This theme applies to every character in the series in one way or another. Even the series’s villain isn’t an evil megalomaniac like The Terror in season one, but a man who fears “the Categories” (that is, metahumans.) Only by finding the courage to tell the truth can the heroes find their way out of the woods. One character reveals some secrets but still holds on to a big one. Sage knows this and warns there will be consequences (which we sadly won’t learn thanks to the series cancellation.)
In our current world, a lot of us have become lost in the woods, either telling lies or tolerating them for fear of what the truth will bring. The Tick’s realization calls to mind 1 John 4:18: “There is no fear in love, but perfect love casts out fear. For fear has to do with punishment, and whoever fears has not been perfected in love.” It illustrates how a work of fiction can bring home a biblical truth without quoting scripture.
With some great comedic moments, a solid story, and a great theme, there’s only a couple minor issues for which I can fault The Tick‘s season two.

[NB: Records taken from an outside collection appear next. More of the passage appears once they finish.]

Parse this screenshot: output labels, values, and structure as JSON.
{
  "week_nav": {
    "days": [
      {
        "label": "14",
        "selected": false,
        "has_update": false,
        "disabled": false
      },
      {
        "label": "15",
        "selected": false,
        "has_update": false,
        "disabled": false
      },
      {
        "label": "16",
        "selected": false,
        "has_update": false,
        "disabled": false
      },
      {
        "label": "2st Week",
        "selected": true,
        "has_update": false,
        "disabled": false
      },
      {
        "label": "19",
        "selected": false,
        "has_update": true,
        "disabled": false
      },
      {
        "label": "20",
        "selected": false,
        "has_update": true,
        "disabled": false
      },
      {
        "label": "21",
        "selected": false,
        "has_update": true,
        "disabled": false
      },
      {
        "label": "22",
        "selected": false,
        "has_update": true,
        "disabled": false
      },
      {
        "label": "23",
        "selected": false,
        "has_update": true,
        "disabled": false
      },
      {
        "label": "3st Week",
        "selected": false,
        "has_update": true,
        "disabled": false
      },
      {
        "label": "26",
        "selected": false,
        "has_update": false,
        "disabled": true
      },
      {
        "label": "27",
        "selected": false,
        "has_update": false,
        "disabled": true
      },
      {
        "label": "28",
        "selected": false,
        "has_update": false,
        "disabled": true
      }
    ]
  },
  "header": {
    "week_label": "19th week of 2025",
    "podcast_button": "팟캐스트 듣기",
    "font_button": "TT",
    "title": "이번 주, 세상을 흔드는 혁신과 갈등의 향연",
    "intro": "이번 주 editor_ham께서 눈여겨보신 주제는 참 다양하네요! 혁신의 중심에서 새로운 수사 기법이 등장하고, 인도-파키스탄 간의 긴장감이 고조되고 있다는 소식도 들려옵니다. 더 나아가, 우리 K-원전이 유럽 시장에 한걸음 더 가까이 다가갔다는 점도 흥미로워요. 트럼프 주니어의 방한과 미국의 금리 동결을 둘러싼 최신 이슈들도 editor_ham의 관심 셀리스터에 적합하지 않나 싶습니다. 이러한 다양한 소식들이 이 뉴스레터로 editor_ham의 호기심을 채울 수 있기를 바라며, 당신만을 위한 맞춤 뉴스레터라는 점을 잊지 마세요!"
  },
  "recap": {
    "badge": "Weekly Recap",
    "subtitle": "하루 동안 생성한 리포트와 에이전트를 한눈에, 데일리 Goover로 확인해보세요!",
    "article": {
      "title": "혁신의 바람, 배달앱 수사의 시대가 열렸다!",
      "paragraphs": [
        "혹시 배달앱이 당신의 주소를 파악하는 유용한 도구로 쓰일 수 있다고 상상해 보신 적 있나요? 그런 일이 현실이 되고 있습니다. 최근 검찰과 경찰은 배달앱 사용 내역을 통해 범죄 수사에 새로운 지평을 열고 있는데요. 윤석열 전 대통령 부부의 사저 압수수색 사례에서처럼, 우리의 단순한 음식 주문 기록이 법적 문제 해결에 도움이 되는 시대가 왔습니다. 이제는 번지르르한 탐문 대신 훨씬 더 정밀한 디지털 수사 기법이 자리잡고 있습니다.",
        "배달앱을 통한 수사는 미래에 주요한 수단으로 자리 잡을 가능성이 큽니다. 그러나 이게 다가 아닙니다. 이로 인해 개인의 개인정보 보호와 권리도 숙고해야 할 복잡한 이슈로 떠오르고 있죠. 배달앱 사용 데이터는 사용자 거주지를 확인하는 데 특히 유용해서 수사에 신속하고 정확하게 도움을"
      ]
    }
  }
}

In addition to Flexon and Sage, The Tick introduces Bronze Star, who goes on a team up with The Tick, Arthur, and Sage, and later becomes one of the Flag Five. We know nothing about this character from watching the series. He’s just a guy with bronze skin who wears bronze clothes and a bowler hat. We don’t know what his powers are, or if he has powers beyond his skin color. Apparently, according to what one of the co-executive producers said on Reddit, he’s a joke, but it falls flat for me.
The other thing is, season one established that Arthur possessed an advanced flying battle suit. For all the good it does him in season one, he could be fighting crime in a polo shirt and khakis. I understand why the suit was de-emphasized. The season focuses on what makes Arthur a hero, which is his heart, not his suit. And the series is effective in giving Arthur moments to show that heart, which makes you care about him. In addition, without Arthur’s paperwork skills, The Tick would have been lost in the AEGIS bureaucracy. However, if you’re doing a superhero series and you have a hero with an advanced battle suit, you should use it a little.
These are minor issues in a season well-worth watching. It’s an odd season of television that can feature vigilante dance parties before big missions, and still have a theme that challenges you to examine your own life. But The Tick season two is odd in the best way possible.